  • Teacher helping student in classroom

    Multimedia

    A Snapshot of Anti-Bias Education in U.S. K–12 Schools

    In this webinar, RAND researchers share data from a national teacher survey administered in spring 2021 concerning the extent to which public school teachers report addressing anti-bias education in their K-12 classrooms. Discussants from organizations that support high-quality teaching and learning reflect on the findings and their implications for helping all students in public schools succeed.

    Apr 18, 2022

  • Building cranes and power lines connecting high-tension electricity pylons next to a construction site in Kyiv, Ukraine, July 10, 2020, photo by Valentyn Ogirenko/Reuters

    Commentary

    Rebuilding Ukraine

    By leveraging better investment conditions and reforms and broad international support, Ukraine could carry out a well-executed reconstruction program once the fighting ends. It might repair much of the war damage and help Ukraine move into the ranks of faster-growing European economies.

    Apr 18, 2022

  • Hollywood Presbyterian Medical Center, the victim of a cyberattack that crippled its electronic database for days, in Los Angeles, California, February 16, 2016, photo by Mario Anzuoni/Reuters

    Commentary

    Preparing for a Cyberattack Starts at the Local Level

    The ongoing Russian war in Ukraine has highlighted the need for federal, state, and local level emergency managers to prepare to respond to a cyberattack with widespread impacts that significantly disrupt critical infrastructure.

    Apr 18, 2022

  • Two hands holding a heart made out of flowers in the colors of Ukraine'a flag, photo by Maryna Petrenko-Shvets/Getty Images

    Commentary

    Reopening Old Wounds: Two Stories, One Lesson

    The shocking events unfolding in Ukraine have reopened old wounds for two RAND researchers.
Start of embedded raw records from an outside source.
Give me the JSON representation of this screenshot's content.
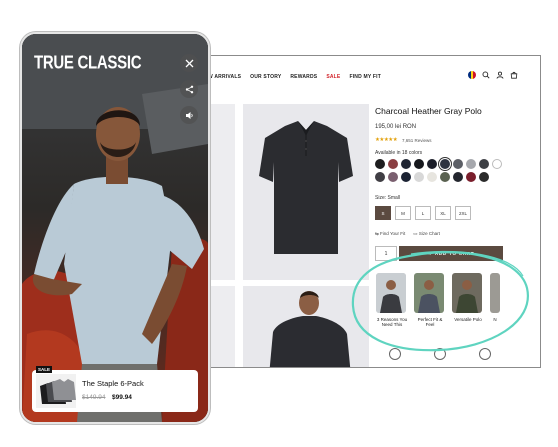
{
  "desktop": {
    "nav": {
      "links": [
        "W ARRIVALS",
        "OUR STORY",
        "REWARDS",
        "SALE",
        "FIND MY FIT"
      ],
      "sale_color": "#d2232a"
    },
    "product": {
      "title": "Charcoal Heather Gray Polo",
      "price": "195,00 lei RON",
      "rating_stars": "★★★★★",
      "reviews": "7,651 Reviews",
      "available": "Available in 18 colors",
      "swatches": [
        "#1d1d1f",
        "#8a3e42",
        "#202634",
        "#16181d",
        "#1c1f2a",
        "#2e3340",
        "#5c5f66",
        "#a6a8ad",
        "#3d3f44",
        "#ffffff",
        "#403e44",
        "#7a5f6f",
        "#1b2233",
        "#d8d8d8",
        "#e7e5df",
        "#596150",
        "#23262e",
        "#7a1e2c",
        "#2a2a2a"
      ],
      "size_label": "Size: Small",
      "sizes": [
        "S",
        "M",
        "L",
        "XL",
        "2XL"
      ],
      "selected_size": "S",
      "find_fit": "Find Your Fit",
      "size_chart": "Size Chart",
      "qty": "1",
      "add_to_cart": "ADD TO CART",
      "accent": "#5b4a40"
    },
    "videos": [
      {
        "caption": "3 Reasons You Need This"
      },
      {
        "caption": "Perfect Fit & Feel"
      },
      {
        "caption": "Versatile Polo"
      },
      {
        "caption": "N"
      }
    ],
    "highlight_color": "#5fd4c0"
  },
  "phone": {
    "brand": "TRUE CLASSIC",
    "product_card": {
      "badge": "SALE",
      "name": "The Staple 6-Pack",
      "old_price": "$149.94",
      "new_price": "$99.94"
    }
  }
}
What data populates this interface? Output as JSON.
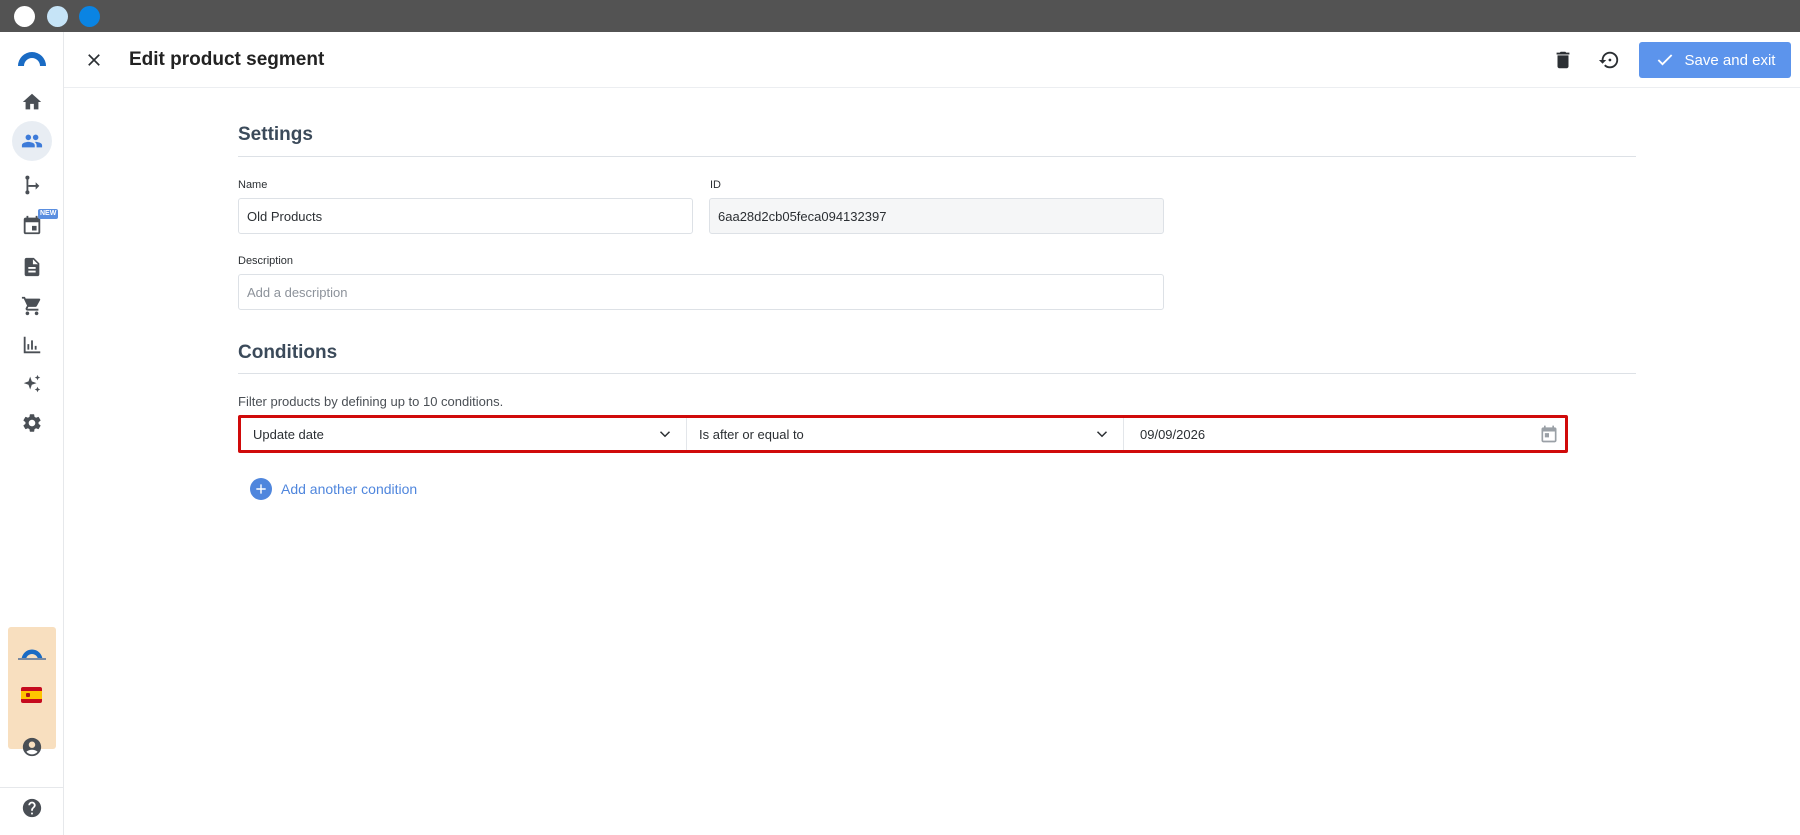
{
  "header": {
    "title": "Edit product segment",
    "save_label": "Save and exit"
  },
  "sidebar": {
    "items": [
      {
        "icon": "home-icon"
      },
      {
        "icon": "users-icon",
        "active": true
      },
      {
        "icon": "flow-icon"
      },
      {
        "icon": "calendar-icon",
        "badge": "NEW"
      },
      {
        "icon": "document-icon"
      },
      {
        "icon": "cart-icon"
      },
      {
        "icon": "chart-icon"
      },
      {
        "icon": "sparkle-icon"
      },
      {
        "icon": "gear-icon"
      },
      {
        "icon": "account-icon"
      },
      {
        "icon": "help-icon"
      }
    ]
  },
  "settings": {
    "title": "Settings",
    "name_label": "Name",
    "name_value": "Old Products",
    "id_label": "ID",
    "id_value": "6aa28d2cb05feca094132397",
    "description_label": "Description",
    "description_placeholder": "Add a description"
  },
  "conditions": {
    "title": "Conditions",
    "hint": "Filter products by defining up to 10 conditions.",
    "rows": [
      {
        "field": "Update date",
        "operator": "Is after or equal to",
        "value": "09/09/2026"
      }
    ],
    "add_label": "Add another condition"
  },
  "colors": {
    "accent": "#5c94ec",
    "highlight_border": "#d00a0a",
    "titlebar": "#535353"
  }
}
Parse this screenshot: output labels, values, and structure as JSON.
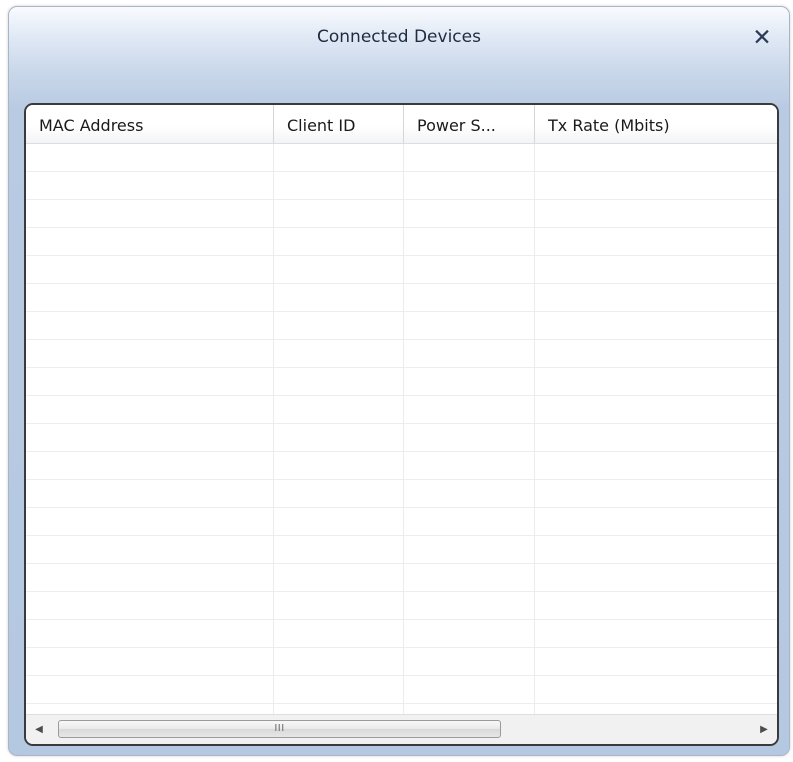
{
  "window": {
    "title": "Connected Devices",
    "close_glyph": "✕"
  },
  "table": {
    "columns": [
      {
        "label": "MAC Address"
      },
      {
        "label": "Client ID"
      },
      {
        "label": "Power S..."
      },
      {
        "label": "Tx Rate (Mbits)"
      }
    ],
    "rows": []
  },
  "scrollbar": {
    "left_arrow": "◀",
    "right_arrow": "▶",
    "grip": "III"
  }
}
Their personal stories stand as testaments that the traumas inflicted by Russia's war on Ukraine will echo for decades to come.

    Apr 16, 2022

  • RAND Weekly Recap

    Blog

    Russian Mercenaries, Online Extremism, the Commercial Space Market: RAND Weekly Recap

    This weekly recap focuses on Russia's use of mercenaries, understanding how extremist movements operate online, trends in the commercial space market, and more.

    Apr 15, 2022

  • Russian President Vladimir Putin attends a concert marking the eighth anniversary of Russia's annexation of Crimea at Luzhniki Stadium in Moscow, Russia, March 18, 2022, photo by RIA Novosti Host Photo Agency/Alexander Vilf via Reuters

    Commentary

    Russian Cyberattacks May Be Coming. What Might Be an Optimal Strategy for Responding?

    Russia appears poised to make a first move against the United States and its allies in cyberspace. A savvy U.S. response that is deliberately measured and accompanied by the right message could end this fight after the first round.

    Apr 14, 2022

  • Aerial view of Los Angeles City Hall at sunset in Los Angeles, California, photo by simonkr/Getty Images

    Commentary

    Supporting the People of Ukraine Through Sister Cities

    The Los Angeles City Council recently voted to adopt the Ukrainian capital of Kyiv as a Los Angeles sister city, which could speed the flow of goods and services to the war-torn Ukrainian capital.

    Apr 14, 2022

  • Report

    Report

    Prioritising Critical Technologies of National Interest in Australia: Developing an Analytical Approach

    In this report, the authors develop an analytical approach for identifying and prioritising critical technologies of national interest to Australia in a manner that balances national security, economic prosperity and social cohesion requirements.

    Apr 12, 2022